-- Excerpted records follows --
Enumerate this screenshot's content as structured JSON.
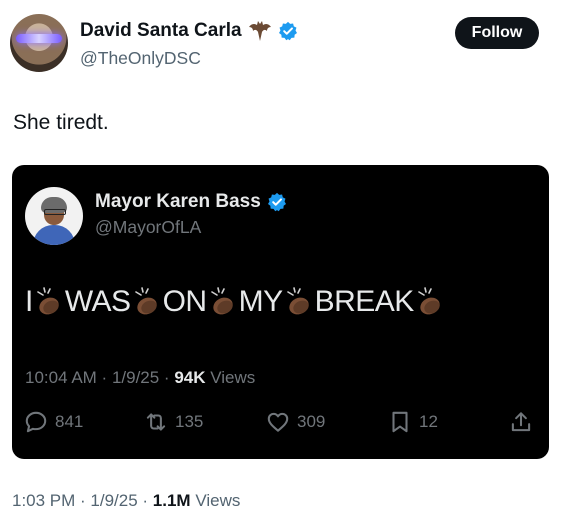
{
  "author": {
    "display_name": "David Santa Carla",
    "handle": "@TheOnlyDSC",
    "emoji_icon": "bat-icon",
    "verified_icon": "verified-badge-icon"
  },
  "follow_button": {
    "label": "Follow"
  },
  "tweet": {
    "text": "She tiredt."
  },
  "quoted_tweet": {
    "display_name": "Mayor Karen Bass",
    "handle": "@MayorOfLA",
    "words": [
      "I",
      "WAS",
      "ON",
      "MY",
      "BREAK"
    ],
    "clap_icon": "clapping-hands-icon",
    "time": "10:04 AM",
    "date": "1/9/25",
    "views_count": "94K",
    "views_label": "Views",
    "replies": "841",
    "reposts": "135",
    "likes": "309",
    "bookmarks": "12"
  },
  "footer": {
    "time": "1:03 PM",
    "date": "1/9/25",
    "views_count": "1.1M",
    "views_label": "Views"
  },
  "colors": {
    "text_primary": "#0f1419",
    "text_secondary": "#536471",
    "verified_blue": "#1d9bf0",
    "card_bg": "#000000"
  }
}
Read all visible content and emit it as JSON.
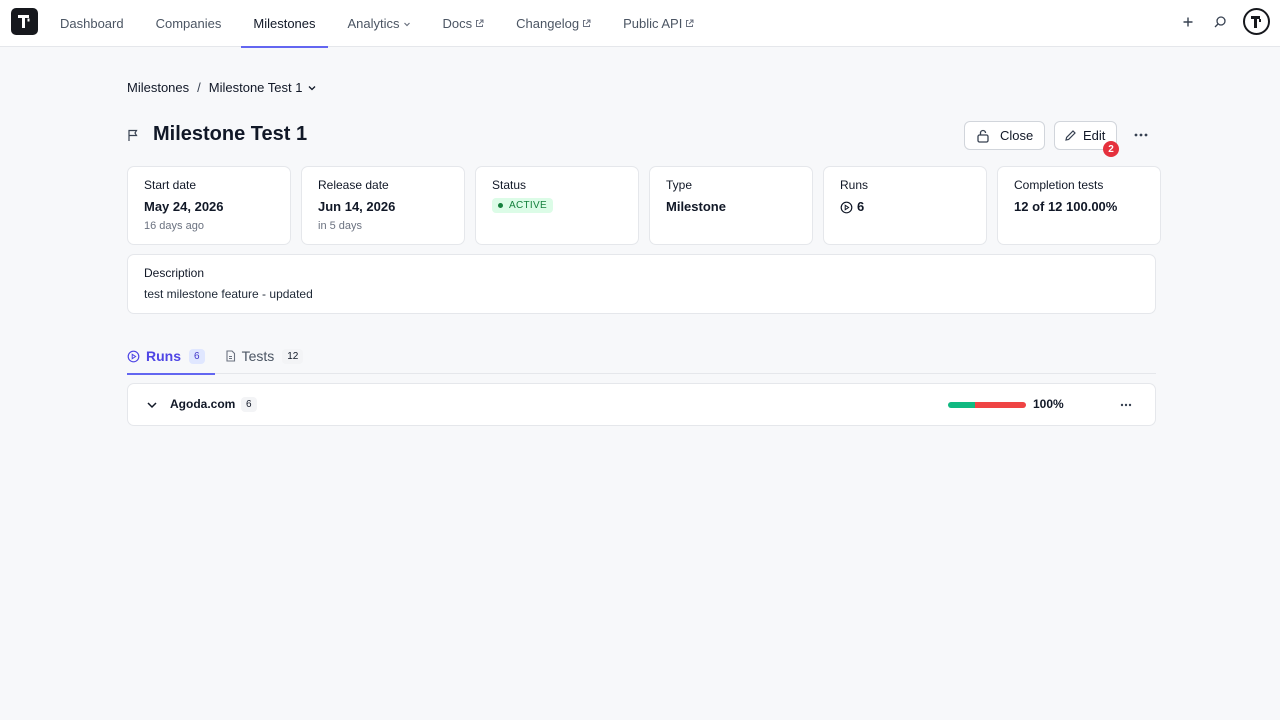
{
  "nav": {
    "items": [
      {
        "label": "Dashboard"
      },
      {
        "label": "Companies"
      },
      {
        "label": "Milestones"
      },
      {
        "label": "Analytics"
      },
      {
        "label": "Docs"
      },
      {
        "label": "Changelog"
      },
      {
        "label": "Public API"
      }
    ],
    "active": "Milestones"
  },
  "breadcrumb": {
    "root": "Milestones",
    "separator": "/",
    "current": "Milestone Test 1"
  },
  "header": {
    "title": "Milestone Test 1",
    "close_label": "Close",
    "edit_label": "Edit",
    "edit_badge": "2"
  },
  "cards": {
    "start": {
      "label": "Start date",
      "value": "May 24, 2026",
      "sub": "16 days ago"
    },
    "release": {
      "label": "Release date",
      "value": "Jun 14, 2026",
      "sub": "in 5 days"
    },
    "status": {
      "label": "Status",
      "value": "ACTIVE"
    },
    "type": {
      "label": "Type",
      "value": "Milestone"
    },
    "runs": {
      "label": "Runs",
      "value": "6"
    },
    "completion": {
      "label": "Completion tests",
      "value": "12 of 12 100.00%"
    }
  },
  "description": {
    "label": "Description",
    "text": "test milestone feature - updated"
  },
  "tabs": [
    {
      "label": "Runs",
      "count": "6",
      "active": true
    },
    {
      "label": "Tests",
      "count": "12",
      "active": false
    }
  ],
  "groups": [
    {
      "name": "Agoda.com",
      "count": "6",
      "percent": "100%",
      "passed_fraction": 0.35,
      "failed_fraction": 0.65
    }
  ],
  "colors": {
    "accent": "#6366f1",
    "pass": "#10b981",
    "fail": "#ef4444",
    "status_bg": "#dcfce7",
    "status_fg": "#15803d",
    "badge": "#e5313d"
  },
  "icons": [
    "app-logo-icon",
    "external-link-icon",
    "chevron-down-icon",
    "plus-icon",
    "search-icon",
    "avatar-icon",
    "flag-icon",
    "lock-icon",
    "pencil-icon",
    "more-icon",
    "play-circle-icon",
    "file-icon"
  ]
}
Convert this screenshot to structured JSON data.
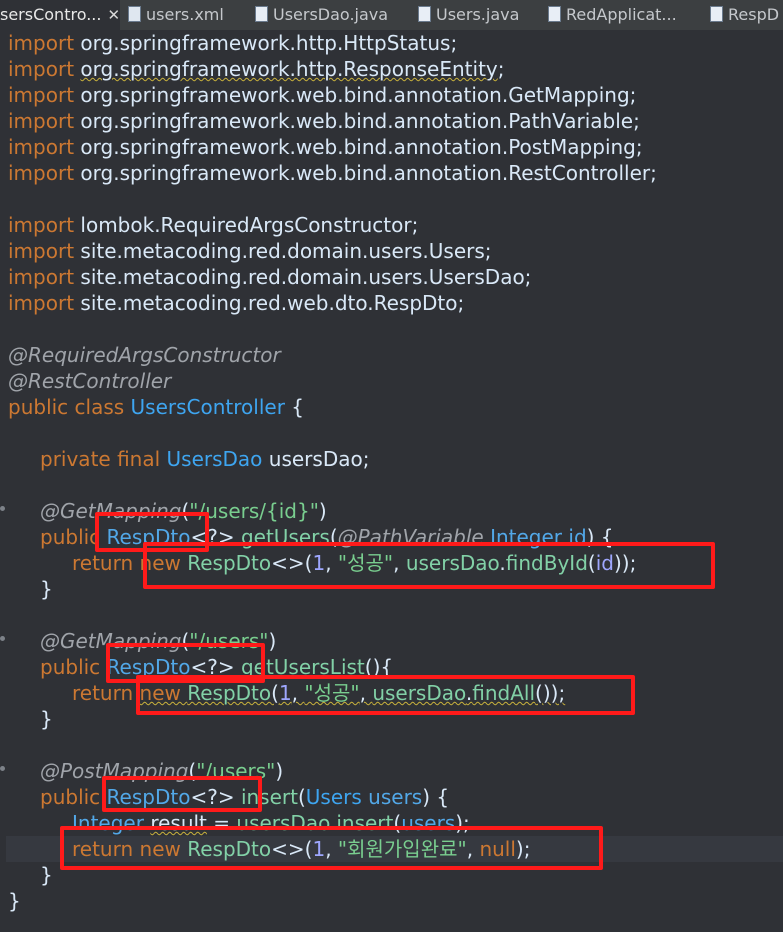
{
  "tabs": [
    {
      "label": "sersContro...",
      "active": true,
      "closable": true
    },
    {
      "label": "users.xml",
      "icon": "xml-file-icon"
    },
    {
      "label": "UsersDao.java",
      "icon": "java-file-icon"
    },
    {
      "label": "Users.java",
      "icon": "java-file-icon"
    },
    {
      "label": "RedApplicat...",
      "icon": "java-file-icon"
    },
    {
      "label": "RespD",
      "icon": "java-file-icon"
    }
  ],
  "code": {
    "l1_kw": "import",
    "l1_rest": " org.springframework.http.HttpStatus;",
    "l2_kw": "import",
    "l2_rest": "org.springframework.http.ResponseEntity",
    "l3_kw": "import",
    "l3_rest": " org.springframework.web.bind.annotation.GetMapping;",
    "l4_kw": "import",
    "l4_rest": " org.springframework.web.bind.annotation.PathVariable;",
    "l5_kw": "import",
    "l5_rest": " org.springframework.web.bind.annotation.PostMapping;",
    "l6_kw": "import",
    "l6_rest": " org.springframework.web.bind.annotation.RestController;",
    "l8_kw": "import",
    "l8_rest": " lombok.RequiredArgsConstructor;",
    "l9_kw": "import",
    "l9_rest": " site.metacoding.red.domain.users.Users;",
    "l10_kw": "import",
    "l10_rest": " site.metacoding.red.domain.users.UsersDao;",
    "l11_kw": "import",
    "l11_rest": " site.metacoding.red.web.dto.RespDto;",
    "ann1": "@RequiredArgsConstructor",
    "ann2": "@RestController",
    "class_kw": "public class ",
    "class_name": "UsersController",
    "brace_open": " {",
    "field_kw": "private final ",
    "field_type": "UsersDao",
    "field_name": " usersDao;",
    "get1_ann": "@GetMapping",
    "get1_open": "(",
    "get1_path": "\"/users/{id}\"",
    "get1_close": ")",
    "m1_public": "public ",
    "m1_type": "RespDto",
    "m1_generic": "<?> ",
    "m1_name": "getUsers",
    "m1_param_open": "(",
    "m1_param_ann": "@PathVariable",
    "m1_param_type": " Integer",
    "m1_param_name": " id",
    "m1_sig_end": ") {",
    "r1_return": "return ",
    "r1_new": "new ",
    "r1_cls": "RespDto",
    "r1_diamond": "<>(",
    "r1_num": "1",
    "r1_comma": ", ",
    "r1_str": "\"성공\"",
    "r1_comma2": ", ",
    "r1_obj": "usersDao",
    "r1_dot": ".",
    "r1_call": "findById",
    "r1_paren": "(",
    "r1_arg": "id",
    "r1_end": "));",
    "close1": "}",
    "get2_ann": "@GetMapping",
    "get2_open": "(",
    "get2_path": "\"/users\"",
    "get2_close": ")",
    "m2_public": "public ",
    "m2_type": "RespDto",
    "m2_generic": "<?> ",
    "m2_name": "getUsersList",
    "m2_sig_end": "(){",
    "r2_return": "return ",
    "r2_new": "new ",
    "r2_cls": "RespDto",
    "r2_paren": "(",
    "r2_num": "1",
    "r2_comma": ", ",
    "r2_str": "\"성공\"",
    "r2_comma2": ", ",
    "r2_obj": "usersDao",
    "r2_dot": ".",
    "r2_call": "findAll",
    "r2_end": "());",
    "close2": "}",
    "post_ann": "@PostMapping",
    "post_open": "(",
    "post_path": "\"/users\"",
    "post_close": ")",
    "m3_public": "public ",
    "m3_type": "RespDto",
    "m3_generic": "<?> ",
    "m3_name": "insert",
    "m3_paren": "(",
    "m3_ptype": "Users",
    "m3_pname": " users",
    "m3_sig_end": ") {",
    "i_type": "Integer ",
    "i_var": "result",
    "i_eq": " = ",
    "i_obj": "usersDao",
    "i_dot": ".",
    "i_call": "insert",
    "i_paren": "(",
    "i_arg": "users",
    "i_end": ");",
    "r3_return": "return ",
    "r3_new": "new ",
    "r3_cls": "RespDto",
    "r3_diamond": "<>(",
    "r3_num": "1",
    "r3_comma": ", ",
    "r3_str": "\"회원가입완료\"",
    "r3_comma2": ", ",
    "r3_null": "null",
    "r3_end": ");",
    "close3": "}",
    "close_class": "}"
  },
  "colors": {
    "background": "#2f3136",
    "keyword": "#cc7832",
    "string": "#79ce8f",
    "type": "#52a8e8",
    "annotation": "#a0a4aa",
    "highlight_box": "#ff1a1a"
  }
}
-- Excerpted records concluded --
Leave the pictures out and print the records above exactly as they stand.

Enumerate this screenshot's content as structured JSON.
{
  "author": {
    "display_name": "David Santa Carla",
    "handle": "@TheOnlyDSC",
    "emoji_icon": "bat-icon",
    "verified_icon": "verified-badge-icon"
  },
  "follow_button": {
    "label": "Follow"
  },
  "tweet": {
    "text": "She tiredt."
  },
  "quoted_tweet": {
    "display_name": "Mayor Karen Bass",
    "handle": "@MayorOfLA",
    "words": [
      "I",
      "WAS",
      "ON",
      "MY",
      "BREAK"
    ],
    "clap_icon": "clapping-hands-icon",
    "time": "10:04 AM",
    "date": "1/9/25",
    "views_count": "94K",
    "views_label": "Views",
    "replies": "841",
    "reposts": "135",
    "likes": "309",
    "bookmarks": "12"
  },
  "footer": {
    "time": "1:03 PM",
    "date": "1/9/25",
    "views_count": "1.1M",
    "views_label": "Views"
  },
  "colors": {
    "text_primary": "#0f1419",
    "text_secondary": "#536471",
    "verified_blue": "#1d9bf0",
    "card_bg": "#000000"
  }
}
Read all visible content and emit it as JSON.
{
  "nav": {
    "items": [
      {
        "label": "Dashboard"
      },
      {
        "label": "Companies"
      },
      {
        "label": "Milestones"
      },
      {
        "label": "Analytics"
      },
      {
        "label": "Docs"
      },
      {
        "label": "Changelog"
      },
      {
        "label": "Public API"
      }
    ],
    "active": "Milestones"
  },
  "breadcrumb": {
    "root": "Milestones",
    "separator": "/",
    "current": "Milestone Test 1"
  },
  "header": {
    "title": "Milestone Test 1",
    "close_label": "Close",
    "edit_label": "Edit",
    "edit_badge": "2"
  },
  "cards": {
    "start": {
      "label": "Start date",
      "value": "May 24, 2026",
      "sub": "16 days ago"
    },
    "release": {
      "label": "Release date",
      "value": "Jun 14, 2026",
      "sub": "in 5 days"
    },
    "status": {
      "label": "Status",
      "value": "ACTIVE"
    },
    "type": {
      "label": "Type",
      "value": "Milestone"
    },
    "runs": {
      "label": "Runs",
      "value": "6"
    },
    "completion": {
      "label": "Completion tests",
      "value": "12 of 12 100.00%"
    }
  },
  "description": {
    "label": "Description",
    "text": "test milestone feature - updated"
  },
  "tabs": [
    {
      "label": "Runs",
      "count": "6",
      "active": true
    },
    {
      "label": "Tests",
      "count": "12",
      "active": false
    }
  ],
  "groups": [
    {
      "name": "Agoda.com",
      "count": "6",
      "percent": "100%",
      "passed_fraction": 0.35,
      "failed_fraction": 0.65
    }
  ],
  "colors": {
    "accent": "#6366f1",
    "pass": "#10b981",
    "fail": "#ef4444",
    "status_bg": "#dcfce7",
    "status_fg": "#15803d",
    "badge": "#e5313d"
  },
  "icons": [
    "app-logo-icon",
    "external-link-icon",
    "chevron-down-icon",
    "plus-icon",
    "search-icon",
    "avatar-icon",
    "flag-icon",
    "lock-icon",
    "pencil-icon",
    "more-icon",
    "play-circle-icon",
    "file-icon"
  ]
}
Convert this screenshot to structured JSON data.
{
  "tabs": [
    {
      "label": "sersContro...",
      "active": true,
      "closable": true
    },
    {
      "label": "users.xml",
      "icon": "xml-file-icon"
    },
    {
      "label": "UsersDao.java",
      "icon": "java-file-icon"
    },
    {
      "label": "Users.java",
      "icon": "java-file-icon"
    },
    {
      "label": "RedApplicat...",
      "icon": "java-file-icon"
    },
    {
      "label": "RespD",
      "icon": "java-file-icon"
    }
  ],
  "code": {
    "l1_kw": "import",
    "l1_rest": " org.springframework.http.HttpStatus;",
    "l2_kw": "import",
    "l2_rest": "org.springframework.http.ResponseEntity",
    "l3_kw": "import",
    "l3_rest": " org.springframework.web.bind.annotation.GetMapping;",
    "l4_kw": "import",
    "l4_rest": " org.springframework.web.bind.annotation.PathVariable;",
    "l5_kw": "import",
    "l5_rest": " org.springframework.web.bind.annotation.PostMapping;",
    "l6_kw": "import",
    "l6_rest": " org.springframework.web.bind.annotation.RestController;",
    "l8_kw": "import",
    "l8_rest": " lombok.RequiredArgsConstructor;",
    "l9_kw": "import",
    "l9_rest": " site.metacoding.red.domain.users.Users;",
    "l10_kw": "import",
    "l10_rest": " site.metacoding.red.domain.users.UsersDao;",
    "l11_kw": "import",
    "l11_rest": " site.metacoding.red.web.dto.RespDto;",
    "ann1": "@RequiredArgsConstructor",
    "ann2": "@RestController",
    "class_kw": "public class ",
    "class_name": "UsersController",
    "brace_open": " {",
    "field_kw": "private final ",
    "field_type": "UsersDao",
    "field_name": " usersDao;",
    "get1_ann": "@GetMapping",
    "get1_open": "(",
    "get1_path": "\"/users/{id}\"",
    "get1_close": ")",
    "m1_public": "public ",
    "m1_type": "RespDto",
    "m1_generic": "<?> ",
    "m1_name": "getUsers",
    "m1_param_open": "(",
    "m1_param_ann": "@PathVariable",
    "m1_param_type": " Integer",
    "m1_param_name": " id",
    "m1_sig_end": ") {",
    "r1_return": "return ",
    "r1_new": "new ",
    "r1_cls": "RespDto",
    "r1_diamond": "<>(",
    "r1_num": "1",
    "r1_comma": ", ",
    "r1_str": "\"성공\"",
    "r1_comma2": ", ",
    "r1_obj": "usersDao",
    "r1_dot": ".",
    "r1_call": "findById",
    "r1_paren": "(",
    "r1_arg": "id",
    "r1_end": "));",
    "close1": "}",
    "get2_ann": "@GetMapping",
    "get2_open": "(",
    "get2_path": "\"/users\"",
    "get2_close": ")",
    "m2_public": "public ",
    "m2_type": "RespDto",
    "m2_generic": "<?> ",
    "m2_name": "getUsersList",
    "m2_sig_end": "(){",
    "r2_return": "return ",
    "r2_new": "new ",
    "r2_cls": "RespDto",
    "r2_paren": "(",
    "r2_num": "1",
    "r2_comma": ", ",
    "r2_str": "\"성공\"",
    "r2_comma2": ", ",
    "r2_obj": "usersDao",
    "r2_dot": ".",
    "r2_call": "findAll",
    "r2_end": "());",
    "close2": "}",
    "post_ann": "@PostMapping",
    "post_open": "(",
    "post_path": "\"/users\"",
    "post_close": ")",
    "m3_public": "public ",
    "m3_type": "RespDto",
    "m3_generic": "<?> ",
    "m3_name": "insert",
    "m3_paren": "(",
    "m3_ptype": "Users",
    "m3_pname": " users",
    "m3_sig_end": ") {",
    "i_type": "Integer ",
    "i_var": "result",
    "i_eq": " = ",
    "i_obj": "usersDao",
    "i_dot": ".",
    "i_call": "insert",
    "i_paren": "(",
    "i_arg": "users",
    "i_end": ");",
    "r3_return": "return ",
    "r3_new": "new ",
    "r3_cls": "RespDto",
    "r3_diamond": "<>(",
    "r3_num": "1",
    "r3_comma": ", ",
    "r3_str": "\"회원가입완료\"",
    "r3_comma2": ", ",
    "r3_null": "null",
    "r3_end": ");",
    "close3": "}",
    "close_class": "}"
  },
  "colors": {
    "background": "#2f3136",
    "keyword": "#cc7832",
    "string": "#79ce8f",
    "type": "#52a8e8",
    "annotation": "#a0a4aa",
    "highlight_box": "#ff1a1a"
  }
}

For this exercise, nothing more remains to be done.